What you have to do —
Which of the lines below hold "alinen"? Please return each one.

Input data —
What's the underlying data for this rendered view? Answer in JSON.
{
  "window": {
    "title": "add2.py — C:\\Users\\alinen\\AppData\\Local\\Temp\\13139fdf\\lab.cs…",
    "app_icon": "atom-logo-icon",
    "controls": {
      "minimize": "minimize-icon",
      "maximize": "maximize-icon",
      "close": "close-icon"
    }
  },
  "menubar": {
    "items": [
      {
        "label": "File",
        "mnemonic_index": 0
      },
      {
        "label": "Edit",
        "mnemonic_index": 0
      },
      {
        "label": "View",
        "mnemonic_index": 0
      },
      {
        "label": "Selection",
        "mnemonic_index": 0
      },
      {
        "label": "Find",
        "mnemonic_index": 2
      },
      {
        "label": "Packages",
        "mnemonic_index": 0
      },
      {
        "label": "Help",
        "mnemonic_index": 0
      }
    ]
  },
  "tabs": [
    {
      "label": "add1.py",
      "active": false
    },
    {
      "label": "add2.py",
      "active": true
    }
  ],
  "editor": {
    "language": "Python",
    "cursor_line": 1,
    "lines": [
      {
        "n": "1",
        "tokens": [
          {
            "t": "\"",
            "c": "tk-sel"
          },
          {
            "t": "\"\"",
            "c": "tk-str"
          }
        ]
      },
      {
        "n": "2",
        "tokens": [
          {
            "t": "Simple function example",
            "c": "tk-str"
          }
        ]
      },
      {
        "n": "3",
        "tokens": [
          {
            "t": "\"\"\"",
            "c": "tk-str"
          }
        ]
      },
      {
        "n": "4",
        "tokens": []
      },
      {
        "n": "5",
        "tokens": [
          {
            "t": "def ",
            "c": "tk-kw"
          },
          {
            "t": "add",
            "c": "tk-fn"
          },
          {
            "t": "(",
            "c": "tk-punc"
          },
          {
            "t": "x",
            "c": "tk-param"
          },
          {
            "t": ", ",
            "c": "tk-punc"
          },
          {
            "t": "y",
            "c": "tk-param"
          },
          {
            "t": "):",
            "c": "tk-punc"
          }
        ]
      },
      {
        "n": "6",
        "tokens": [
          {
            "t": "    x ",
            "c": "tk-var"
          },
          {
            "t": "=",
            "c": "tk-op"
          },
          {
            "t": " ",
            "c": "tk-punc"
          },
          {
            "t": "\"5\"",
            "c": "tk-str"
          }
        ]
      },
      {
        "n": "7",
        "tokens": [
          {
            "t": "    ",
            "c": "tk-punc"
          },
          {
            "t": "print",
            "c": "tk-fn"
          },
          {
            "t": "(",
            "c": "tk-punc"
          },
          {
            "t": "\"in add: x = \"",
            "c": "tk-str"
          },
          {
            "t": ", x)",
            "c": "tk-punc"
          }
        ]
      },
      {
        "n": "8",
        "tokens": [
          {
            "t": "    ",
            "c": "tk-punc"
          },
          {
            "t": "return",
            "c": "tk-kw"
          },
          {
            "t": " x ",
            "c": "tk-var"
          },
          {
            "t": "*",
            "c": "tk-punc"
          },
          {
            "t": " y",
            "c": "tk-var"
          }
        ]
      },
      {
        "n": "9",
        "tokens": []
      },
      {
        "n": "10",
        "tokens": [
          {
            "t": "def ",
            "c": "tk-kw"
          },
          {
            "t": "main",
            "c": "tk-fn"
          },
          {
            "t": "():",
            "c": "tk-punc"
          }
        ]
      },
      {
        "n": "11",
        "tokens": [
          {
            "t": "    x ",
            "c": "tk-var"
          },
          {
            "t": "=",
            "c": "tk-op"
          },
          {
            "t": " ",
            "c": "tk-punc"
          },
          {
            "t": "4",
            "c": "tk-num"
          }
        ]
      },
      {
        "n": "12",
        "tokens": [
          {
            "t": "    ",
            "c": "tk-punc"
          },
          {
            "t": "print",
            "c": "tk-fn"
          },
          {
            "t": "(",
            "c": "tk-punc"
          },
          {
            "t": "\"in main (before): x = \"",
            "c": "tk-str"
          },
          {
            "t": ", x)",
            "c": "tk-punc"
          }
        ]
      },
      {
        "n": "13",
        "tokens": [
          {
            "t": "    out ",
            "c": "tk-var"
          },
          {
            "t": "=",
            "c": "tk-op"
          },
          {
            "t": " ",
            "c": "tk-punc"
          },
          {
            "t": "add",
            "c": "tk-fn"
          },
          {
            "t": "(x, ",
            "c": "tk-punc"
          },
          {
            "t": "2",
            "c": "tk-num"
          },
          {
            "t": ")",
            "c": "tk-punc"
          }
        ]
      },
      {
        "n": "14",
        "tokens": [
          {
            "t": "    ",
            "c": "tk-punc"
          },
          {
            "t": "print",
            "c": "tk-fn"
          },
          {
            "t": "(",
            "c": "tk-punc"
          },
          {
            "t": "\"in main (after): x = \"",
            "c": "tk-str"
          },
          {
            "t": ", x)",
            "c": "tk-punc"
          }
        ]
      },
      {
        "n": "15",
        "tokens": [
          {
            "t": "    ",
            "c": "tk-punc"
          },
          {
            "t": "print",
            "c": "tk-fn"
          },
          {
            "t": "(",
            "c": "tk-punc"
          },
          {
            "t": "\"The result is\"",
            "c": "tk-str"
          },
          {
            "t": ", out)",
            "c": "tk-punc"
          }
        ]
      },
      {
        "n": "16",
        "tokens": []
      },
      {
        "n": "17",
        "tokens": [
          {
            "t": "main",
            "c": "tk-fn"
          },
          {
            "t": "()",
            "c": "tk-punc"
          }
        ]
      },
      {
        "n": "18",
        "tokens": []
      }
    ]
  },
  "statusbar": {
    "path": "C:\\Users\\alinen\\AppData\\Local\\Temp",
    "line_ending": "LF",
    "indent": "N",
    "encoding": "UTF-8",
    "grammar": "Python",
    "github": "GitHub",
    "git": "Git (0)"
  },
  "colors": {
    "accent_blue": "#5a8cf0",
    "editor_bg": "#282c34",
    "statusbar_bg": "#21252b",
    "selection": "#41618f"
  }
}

Solution to this problem —
    "title": "add2.py — C:\\Users\\alinen\\AppData\\Local\\Temp\\13139fdf\\lab.cs…",
    "path": "C:\\Users\\alinen\\AppData\\Local\\Temp",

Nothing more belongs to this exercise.